- Work request: The listing that follows should be copied in full, exactly as written.

- Given data:

▬▬▬▬▬▬

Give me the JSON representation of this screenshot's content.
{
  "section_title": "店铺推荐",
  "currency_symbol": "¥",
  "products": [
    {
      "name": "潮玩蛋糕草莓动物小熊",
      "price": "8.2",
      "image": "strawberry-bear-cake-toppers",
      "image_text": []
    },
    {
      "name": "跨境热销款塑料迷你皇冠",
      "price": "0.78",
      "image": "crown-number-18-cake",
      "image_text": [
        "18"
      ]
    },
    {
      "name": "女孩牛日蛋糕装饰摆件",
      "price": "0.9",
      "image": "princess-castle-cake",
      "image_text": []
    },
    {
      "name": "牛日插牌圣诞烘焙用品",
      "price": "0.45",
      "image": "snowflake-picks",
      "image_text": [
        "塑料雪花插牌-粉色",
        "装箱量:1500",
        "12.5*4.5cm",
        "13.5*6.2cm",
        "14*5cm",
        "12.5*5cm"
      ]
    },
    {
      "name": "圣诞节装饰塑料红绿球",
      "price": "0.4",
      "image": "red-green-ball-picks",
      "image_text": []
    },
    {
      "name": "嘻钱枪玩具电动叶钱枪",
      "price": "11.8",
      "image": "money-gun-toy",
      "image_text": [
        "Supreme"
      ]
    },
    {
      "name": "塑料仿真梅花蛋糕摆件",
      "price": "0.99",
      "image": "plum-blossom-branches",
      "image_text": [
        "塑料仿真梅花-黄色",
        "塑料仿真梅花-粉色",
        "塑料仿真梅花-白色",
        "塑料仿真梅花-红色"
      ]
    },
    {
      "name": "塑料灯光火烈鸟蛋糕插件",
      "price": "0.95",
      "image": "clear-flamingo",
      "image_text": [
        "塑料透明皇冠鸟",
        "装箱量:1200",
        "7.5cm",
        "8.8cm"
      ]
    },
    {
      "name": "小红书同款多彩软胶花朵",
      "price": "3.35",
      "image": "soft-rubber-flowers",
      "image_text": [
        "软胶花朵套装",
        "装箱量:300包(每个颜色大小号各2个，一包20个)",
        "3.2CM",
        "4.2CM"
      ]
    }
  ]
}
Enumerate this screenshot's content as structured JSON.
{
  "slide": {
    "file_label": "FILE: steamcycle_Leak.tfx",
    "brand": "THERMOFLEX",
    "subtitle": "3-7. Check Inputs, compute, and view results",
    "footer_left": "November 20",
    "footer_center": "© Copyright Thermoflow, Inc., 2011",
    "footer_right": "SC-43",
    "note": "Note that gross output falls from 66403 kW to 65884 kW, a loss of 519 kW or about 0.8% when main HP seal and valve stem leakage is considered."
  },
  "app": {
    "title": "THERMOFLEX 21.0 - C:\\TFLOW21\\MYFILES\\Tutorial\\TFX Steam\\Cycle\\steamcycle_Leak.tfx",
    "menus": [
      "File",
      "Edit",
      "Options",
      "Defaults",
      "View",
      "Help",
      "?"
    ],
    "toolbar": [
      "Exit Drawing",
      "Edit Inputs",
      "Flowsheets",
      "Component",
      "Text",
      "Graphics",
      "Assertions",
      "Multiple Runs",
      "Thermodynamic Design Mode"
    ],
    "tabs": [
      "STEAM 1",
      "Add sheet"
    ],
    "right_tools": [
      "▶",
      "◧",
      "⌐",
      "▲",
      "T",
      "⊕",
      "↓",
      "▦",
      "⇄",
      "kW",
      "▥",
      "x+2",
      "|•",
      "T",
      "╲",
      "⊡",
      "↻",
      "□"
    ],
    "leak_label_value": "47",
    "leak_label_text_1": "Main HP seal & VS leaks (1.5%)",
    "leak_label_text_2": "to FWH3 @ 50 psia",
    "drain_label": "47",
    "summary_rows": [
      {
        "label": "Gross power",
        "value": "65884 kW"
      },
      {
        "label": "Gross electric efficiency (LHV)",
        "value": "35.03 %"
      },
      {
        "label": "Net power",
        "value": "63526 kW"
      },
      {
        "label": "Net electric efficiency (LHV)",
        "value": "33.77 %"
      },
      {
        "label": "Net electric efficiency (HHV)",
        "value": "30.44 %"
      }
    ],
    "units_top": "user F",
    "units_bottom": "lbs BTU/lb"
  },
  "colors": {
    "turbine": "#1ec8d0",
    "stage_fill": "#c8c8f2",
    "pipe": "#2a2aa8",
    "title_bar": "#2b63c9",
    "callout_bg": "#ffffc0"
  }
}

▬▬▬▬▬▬

- Written answer:
Give me the JSON representation of this screenshot's content.
{
  "section_title": "店铺推荐",
  "currency_symbol": "¥",
  "products": [
    {
      "name": "潮玩蛋糕草莓动物小熊",
      "price": "8.2",
      "image": "strawberry-bear-cake-toppers",
      "image_text": []
    },
    {
      "name": "跨境热销款塑料迷你皇冠",
      "price": "0.78",
      "image": "crown-number-18-cake",
      "image_text": [
        "18"
      ]
    },
    {
      "name": "女孩牛日蛋糕装饰摆件",
      "price": "0.9",
      "image": "princess-castle-cake",
      "image_text": []
    },
    {
      "name": "牛日插牌圣诞烘焙用品",
      "price": "0.45",
      "image": "snowflake-picks",
      "image_text": [
        "塑料雪花插牌-粉色",
        "装箱量:1500",
        "12.5*4.5cm",
        "13.5*6.2cm",
        "14*5cm",
        "12.5*5cm"
      ]
    },
    {
      "name": "圣诞节装饰塑料红绿球",
      "price": "0.4",
      "image": "red-green-ball-picks",
      "image_text": []
    },
    {
      "name": "嘻钱枪玩具电动叶钱枪",
      "price": "11.8",
      "image": "money-gun-toy",
      "image_text": [
        "Supreme"
      ]
    },
    {
      "name": "塑料仿真梅花蛋糕摆件",
      "price": "0.99",
      "image": "plum-blossom-branches",
      "image_text": [
        "塑料仿真梅花-黄色",
        "塑料仿真梅花-粉色",
        "塑料仿真梅花-白色",
        "塑料仿真梅花-红色"
      ]
    },
    {
      "name": "塑料灯光火烈鸟蛋糕插件",
      "price": "0.95",
      "image": "clear-flamingo",
      "image_text": [
        "塑料透明皇冠鸟",
        "装箱量:1200",
        "7.5cm",
        "8.8cm"
      ]
    },
    {
      "name": "小红书同款多彩软胶花朵",
      "price": "3.35",
      "image": "soft-rubber-flowers",
      "image_text": [
        "软胶花朵套装",
        "装箱量:300包(每个颜色大小号各2个，一包20个)",
        "3.2CM",
        "4.2CM"
      ]
    }
  ]
}
Enumerate this screenshot's content as structured JSON.
{
  "slide": {
    "file_label": "FILE: steamcycle_Leak.tfx",
    "brand": "THERMOFLEX",
    "subtitle": "3-7. Check Inputs, compute, and view results",
    "footer_left": "November 20",
    "footer_center": "© Copyright Thermoflow, Inc., 2011",
    "footer_right": "SC-43",
    "note": "Note that gross output falls from 66403 kW to 65884 kW, a loss of 519 kW or about 0.8% when main HP seal and valve stem leakage is considered."
  },
  "app": {
    "title": "THERMOFLEX 21.0 - C:\\TFLOW21\\MYFILES\\Tutorial\\TFX Steam\\Cycle\\steamcycle_Leak.tfx",
    "menus": [
      "File",
      "Edit",
      "Options",
      "Defaults",
      "View",
      "Help",
      "?"
    ],
    "toolbar": [
      "Exit Drawing",
      "Edit Inputs",
      "Flowsheets",
      "Component",
      "Text",
      "Graphics",
      "Assertions",
      "Multiple Runs",
      "Thermodynamic Design Mode"
    ],
    "tabs": [
      "STEAM 1",
      "Add sheet"
    ],
    "right_tools": [
      "▶",
      "◧",
      "⌐",
      "▲",
      "T",
      "⊕",
      "↓",
      "▦",
      "⇄",
      "kW",
      "▥",
      "x+2",
      "|•",
      "T",
      "╲",
      "⊡",
      "↻",
      "□"
    ],
    "leak_label_value": "47",
    "leak_label_text_1": "Main HP seal & VS leaks (1.5%)",
    "leak_label_text_2": "to FWH3 @ 50 psia",
    "drain_label": "47",
    "summary_rows": [
      {
        "label": "Gross power",
        "value": "65884 kW"
      },
      {
        "label": "Gross electric efficiency (LHV)",
        "value": "35.03 %"
      },
      {
        "label": "Net power",
        "value": "63526 kW"
      },
      {
        "label": "Net electric efficiency (LHV)",
        "value": "33.77 %"
      },
      {
        "label": "Net electric efficiency (HHV)",
        "value": "30.44 %"
      }
    ],
    "units_top": "user F",
    "units_bottom": "lbs BTU/lb"
  },
  "colors": {
    "turbine": "#1ec8d0",
    "stage_fill": "#c8c8f2",
    "pipe": "#2a2aa8",
    "title_bar": "#2b63c9",
    "callout_bg": "#ffffc0"
  }
}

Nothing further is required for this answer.